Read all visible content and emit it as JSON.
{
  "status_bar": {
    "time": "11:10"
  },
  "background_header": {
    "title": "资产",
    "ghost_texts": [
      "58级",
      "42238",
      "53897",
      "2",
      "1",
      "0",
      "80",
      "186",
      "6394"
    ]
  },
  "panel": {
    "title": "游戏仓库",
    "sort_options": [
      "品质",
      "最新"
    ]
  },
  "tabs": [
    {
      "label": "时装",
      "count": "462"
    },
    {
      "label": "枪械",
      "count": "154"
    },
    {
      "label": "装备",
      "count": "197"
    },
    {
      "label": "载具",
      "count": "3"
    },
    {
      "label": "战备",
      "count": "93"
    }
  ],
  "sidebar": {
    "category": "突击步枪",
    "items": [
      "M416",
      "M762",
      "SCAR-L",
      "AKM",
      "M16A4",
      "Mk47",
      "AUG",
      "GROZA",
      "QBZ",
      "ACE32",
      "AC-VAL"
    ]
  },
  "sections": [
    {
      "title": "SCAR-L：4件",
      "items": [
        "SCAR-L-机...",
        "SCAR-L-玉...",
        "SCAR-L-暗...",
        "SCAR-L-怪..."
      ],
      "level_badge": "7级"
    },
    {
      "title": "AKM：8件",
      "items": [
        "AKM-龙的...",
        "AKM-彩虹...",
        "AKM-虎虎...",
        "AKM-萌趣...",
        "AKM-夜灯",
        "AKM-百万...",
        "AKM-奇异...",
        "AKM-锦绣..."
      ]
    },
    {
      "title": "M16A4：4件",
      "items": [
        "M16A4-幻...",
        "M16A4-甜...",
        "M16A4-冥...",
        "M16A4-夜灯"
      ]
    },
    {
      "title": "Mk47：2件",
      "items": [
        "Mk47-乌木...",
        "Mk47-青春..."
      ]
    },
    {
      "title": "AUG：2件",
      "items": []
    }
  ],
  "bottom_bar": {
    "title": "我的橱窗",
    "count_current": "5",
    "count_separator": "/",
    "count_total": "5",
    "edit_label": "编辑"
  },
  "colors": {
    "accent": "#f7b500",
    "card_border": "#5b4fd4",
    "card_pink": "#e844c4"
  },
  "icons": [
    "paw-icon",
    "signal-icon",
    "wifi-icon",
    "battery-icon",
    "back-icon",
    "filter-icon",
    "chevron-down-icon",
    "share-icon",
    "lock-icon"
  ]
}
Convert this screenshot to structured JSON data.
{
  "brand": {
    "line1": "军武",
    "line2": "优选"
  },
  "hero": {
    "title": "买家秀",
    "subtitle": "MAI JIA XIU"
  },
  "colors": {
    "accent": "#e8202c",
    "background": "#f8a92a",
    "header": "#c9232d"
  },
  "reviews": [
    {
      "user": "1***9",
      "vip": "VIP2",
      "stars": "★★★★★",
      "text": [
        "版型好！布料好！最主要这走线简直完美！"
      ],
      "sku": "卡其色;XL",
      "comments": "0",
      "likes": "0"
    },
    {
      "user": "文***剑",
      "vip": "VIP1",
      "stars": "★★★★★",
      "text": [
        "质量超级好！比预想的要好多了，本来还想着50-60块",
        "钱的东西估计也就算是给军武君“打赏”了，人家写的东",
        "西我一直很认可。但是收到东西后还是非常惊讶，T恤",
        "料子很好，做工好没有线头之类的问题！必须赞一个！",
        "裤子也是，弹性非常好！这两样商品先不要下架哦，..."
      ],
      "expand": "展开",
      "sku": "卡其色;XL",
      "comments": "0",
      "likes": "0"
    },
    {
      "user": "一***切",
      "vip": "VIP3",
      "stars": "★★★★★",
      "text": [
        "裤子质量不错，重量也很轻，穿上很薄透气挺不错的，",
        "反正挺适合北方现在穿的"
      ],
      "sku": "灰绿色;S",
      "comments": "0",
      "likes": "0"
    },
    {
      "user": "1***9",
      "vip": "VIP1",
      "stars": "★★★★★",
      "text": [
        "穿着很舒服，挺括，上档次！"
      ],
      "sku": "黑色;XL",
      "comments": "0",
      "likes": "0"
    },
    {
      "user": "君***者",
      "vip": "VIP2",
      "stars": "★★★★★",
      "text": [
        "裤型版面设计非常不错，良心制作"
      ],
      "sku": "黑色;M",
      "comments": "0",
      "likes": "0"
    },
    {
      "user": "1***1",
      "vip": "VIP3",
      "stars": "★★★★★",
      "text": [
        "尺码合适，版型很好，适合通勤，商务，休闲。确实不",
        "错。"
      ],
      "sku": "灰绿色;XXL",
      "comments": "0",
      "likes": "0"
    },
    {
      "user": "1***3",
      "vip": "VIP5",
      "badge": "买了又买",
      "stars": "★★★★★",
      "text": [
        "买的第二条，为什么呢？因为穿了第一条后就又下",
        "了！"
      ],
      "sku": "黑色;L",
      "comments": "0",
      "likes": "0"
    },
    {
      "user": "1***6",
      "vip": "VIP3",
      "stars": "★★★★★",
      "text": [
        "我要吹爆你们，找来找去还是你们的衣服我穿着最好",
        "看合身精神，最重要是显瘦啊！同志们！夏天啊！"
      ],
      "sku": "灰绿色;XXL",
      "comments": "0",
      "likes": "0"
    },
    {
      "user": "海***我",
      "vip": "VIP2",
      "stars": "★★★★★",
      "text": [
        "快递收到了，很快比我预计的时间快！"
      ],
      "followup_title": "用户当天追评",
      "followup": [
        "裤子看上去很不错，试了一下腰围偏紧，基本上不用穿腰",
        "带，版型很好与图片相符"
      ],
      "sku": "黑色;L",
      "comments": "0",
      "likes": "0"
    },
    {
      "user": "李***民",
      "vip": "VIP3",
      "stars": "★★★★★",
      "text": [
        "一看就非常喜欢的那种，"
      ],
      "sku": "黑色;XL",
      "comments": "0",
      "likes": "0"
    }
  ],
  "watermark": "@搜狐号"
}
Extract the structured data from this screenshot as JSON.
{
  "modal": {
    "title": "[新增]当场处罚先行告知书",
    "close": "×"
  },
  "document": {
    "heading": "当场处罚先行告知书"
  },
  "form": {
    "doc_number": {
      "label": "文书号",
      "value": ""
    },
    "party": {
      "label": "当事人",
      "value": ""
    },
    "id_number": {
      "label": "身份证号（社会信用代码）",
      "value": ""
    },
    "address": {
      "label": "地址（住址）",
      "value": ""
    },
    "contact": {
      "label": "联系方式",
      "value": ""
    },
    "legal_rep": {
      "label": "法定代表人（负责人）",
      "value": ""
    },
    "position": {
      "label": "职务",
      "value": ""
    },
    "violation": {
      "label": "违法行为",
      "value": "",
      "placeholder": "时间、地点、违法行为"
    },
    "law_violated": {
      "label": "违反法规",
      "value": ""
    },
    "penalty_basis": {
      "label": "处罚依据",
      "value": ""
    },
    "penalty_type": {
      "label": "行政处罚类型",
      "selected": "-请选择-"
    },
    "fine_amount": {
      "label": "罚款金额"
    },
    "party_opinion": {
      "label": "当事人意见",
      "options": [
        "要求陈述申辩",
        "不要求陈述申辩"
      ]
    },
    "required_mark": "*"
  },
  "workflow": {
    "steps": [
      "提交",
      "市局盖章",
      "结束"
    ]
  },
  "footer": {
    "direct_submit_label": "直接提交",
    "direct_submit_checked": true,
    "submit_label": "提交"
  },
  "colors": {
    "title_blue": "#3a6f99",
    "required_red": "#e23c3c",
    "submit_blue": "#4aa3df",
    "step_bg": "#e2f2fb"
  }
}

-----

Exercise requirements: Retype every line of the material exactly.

Solution to this problem:
Read all visible content and emit it as JSON.
{
  "status_bar": {
    "time": "11:10"
  },
  "background_header": {
    "title": "资产",
    "ghost_texts": [
      "58级",
      "42238",
      "53897",
      "2",
      "1",
      "0",
      "80",
      "186",
      "6394"
    ]
  },
  "panel": {
    "title": "游戏仓库",
    "sort_options": [
      "品质",
      "最新"
    ]
  },
  "tabs": [
    {
      "label": "时装",
      "count": "462"
    },
    {
      "label": "枪械",
      "count": "154"
    },
    {
      "label": "装备",
      "count": "197"
    },
    {
      "label": "载具",
      "count": "3"
    },
    {
      "label": "战备",
      "count": "93"
    }
  ],
  "sidebar": {
    "category": "突击步枪",
    "items": [
      "M416",
      "M762",
      "SCAR-L",
      "AKM",
      "M16A4",
      "Mk47",
      "AUG",
      "GROZA",
      "QBZ",
      "ACE32",
      "AC-VAL"
    ]
  },
  "sections": [
    {
      "title": "SCAR-L：4件",
      "items": [
        "SCAR-L-机...",
        "SCAR-L-玉...",
        "SCAR-L-暗...",
        "SCAR-L-怪..."
      ],
      "level_badge": "7级"
    },
    {
      "title": "AKM：8件",
      "items": [
        "AKM-龙的...",
        "AKM-彩虹...",
        "AKM-虎虎...",
        "AKM-萌趣...",
        "AKM-夜灯",
        "AKM-百万...",
        "AKM-奇异...",
        "AKM-锦绣..."
      ]
    },
    {
      "title": "M16A4：4件",
      "items": [
        "M16A4-幻...",
        "M16A4-甜...",
        "M16A4-冥...",
        "M16A4-夜灯"
      ]
    },
    {
      "title": "Mk47：2件",
      "items": [
        "Mk47-乌木...",
        "Mk47-青春..."
      ]
    },
    {
      "title": "AUG：2件",
      "items": []
    }
  ],
  "bottom_bar": {
    "title": "我的橱窗",
    "count_current": "5",
    "count_separator": "/",
    "count_total": "5",
    "edit_label": "编辑"
  },
  "colors": {
    "accent": "#f7b500",
    "card_border": "#5b4fd4",
    "card_pink": "#e844c4"
  },
  "icons": [
    "paw-icon",
    "signal-icon",
    "wifi-icon",
    "battery-icon",
    "back-icon",
    "filter-icon",
    "chevron-down-icon",
    "share-icon",
    "lock-icon"
  ]
}
Convert this screenshot to structured JSON data.
{
  "brand": {
    "line1": "军武",
    "line2": "优选"
  },
  "hero": {
    "title": "买家秀",
    "subtitle": "MAI JIA XIU"
  },
  "colors": {
    "accent": "#e8202c",
    "background": "#f8a92a",
    "header": "#c9232d"
  },
  "reviews": [
    {
      "user": "1***9",
      "vip": "VIP2",
      "stars": "★★★★★",
      "text": [
        "版型好！布料好！最主要这走线简直完美！"
      ],
      "sku": "卡其色;XL",
      "comments": "0",
      "likes": "0"
    },
    {
      "user": "文***剑",
      "vip": "VIP1",
      "stars": "★★★★★",
      "text": [
        "质量超级好！比预想的要好多了，本来还想着50-60块",
        "钱的东西估计也就算是给军武君“打赏”了，人家写的东",
        "西我一直很认可。但是收到东西后还是非常惊讶，T恤",
        "料子很好，做工好没有线头之类的问题！必须赞一个！",
        "裤子也是，弹性非常好！这两样商品先不要下架哦，..."
      ],
      "expand": "展开",
      "sku": "卡其色;XL",
      "comments": "0",
      "likes": "0"
    },
    {
      "user": "一***切",
      "vip": "VIP3",
      "stars": "★★★★★",
      "text": [
        "裤子质量不错，重量也很轻，穿上很薄透气挺不错的，",
        "反正挺适合北方现在穿的"
      ],
      "sku": "灰绿色;S",
      "comments": "0",
      "likes": "0"
    },
    {
      "user": "1***9",
      "vip": "VIP1",
      "stars": "★★★★★",
      "text": [
        "穿着很舒服，挺括，上档次！"
      ],
      "sku": "黑色;XL",
      "comments": "0",
      "likes": "0"
    },
    {
      "user": "君***者",
      "vip": "VIP2",
      "stars": "★★★★★",
      "text": [
        "裤型版面设计非常不错，良心制作"
      ],
      "sku": "黑色;M",
      "comments": "0",
      "likes": "0"
    },
    {
      "user": "1***1",
      "vip": "VIP3",
      "stars": "★★★★★",
      "text": [
        "尺码合适，版型很好，适合通勤，商务，休闲。确实不",
        "错。"
      ],
      "sku": "灰绿色;XXL",
      "comments": "0",
      "likes": "0"
    },
    {
      "user": "1***3",
      "vip": "VIP5",
      "badge": "买了又买",
      "stars": "★★★★★",
      "text": [
        "买的第二条，为什么呢？因为穿了第一条后就又下",
        "了！"
      ],
      "sku": "黑色;L",
      "comments": "0",
      "likes": "0"
    },
    {
      "user": "1***6",
      "vip": "VIP3",
      "stars": "★★★★★",
      "text": [
        "我要吹爆你们，找来找去还是你们的衣服我穿着最好",
        "看合身精神，最重要是显瘦啊！同志们！夏天啊！"
      ],
      "sku": "灰绿色;XXL",
      "comments": "0",
      "likes": "0"
    },
    {
      "user": "海***我",
      "vip": "VIP2",
      "stars": "★★★★★",
      "text": [
        "快递收到了，很快比我预计的时间快！"
      ],
      "followup_title": "用户当天追评",
      "followup": [
        "裤子看上去很不错，试了一下腰围偏紧，基本上不用穿腰",
        "带，版型很好与图片相符"
      ],
      "sku": "黑色;L",
      "comments": "0",
      "likes": "0"
    },
    {
      "user": "李***民",
      "vip": "VIP3",
      "stars": "★★★★★",
      "text": [
        "一看就非常喜欢的那种，"
      ],
      "sku": "黑色;XL",
      "comments": "0",
      "likes": "0"
    }
  ],
  "watermark": "@搜狐号"
}
Extract the structured data from this screenshot as JSON.
{
  "modal": {
    "title": "[新增]当场处罚先行告知书",
    "close": "×"
  },
  "document": {
    "heading": "当场处罚先行告知书"
  },
  "form": {
    "doc_number": {
      "label": "文书号",
      "value": ""
    },
    "party": {
      "label": "当事人",
      "value": ""
    },
    "id_number": {
      "label": "身份证号（社会信用代码）",
      "value": ""
    },
    "address": {
      "label": "地址（住址）",
      "value": ""
    },
    "contact": {
      "label": "联系方式",
      "value": ""
    },
    "legal_rep": {
      "label": "法定代表人（负责人）",
      "value": ""
    },
    "position": {
      "label": "职务",
      "value": ""
    },
    "violation": {
      "label": "违法行为",
      "value": "",
      "placeholder": "时间、地点、违法行为"
    },
    "law_violated": {
      "label": "违反法规",
      "value": ""
    },
    "penalty_basis": {
      "label": "处罚依据",
      "value": ""
    },
    "penalty_type": {
      "label": "行政处罚类型",
      "selected": "-请选择-"
    },
    "fine_amount": {
      "label": "罚款金额"
    },
    "party_opinion": {
      "label": "当事人意见",
      "options": [
        "要求陈述申辩",
        "不要求陈述申辩"
      ]
    },
    "required_mark": "*"
  },
  "workflow": {
    "steps": [
      "提交",
      "市局盖章",
      "结束"
    ]
  },
  "footer": {
    "direct_submit_label": "直接提交",
    "direct_submit_checked": true,
    "submit_label": "提交"
  },
  "colors": {
    "title_blue": "#3a6f99",
    "required_red": "#e23c3c",
    "submit_blue": "#4aa3df",
    "step_bg": "#e2f2fb"
  }
}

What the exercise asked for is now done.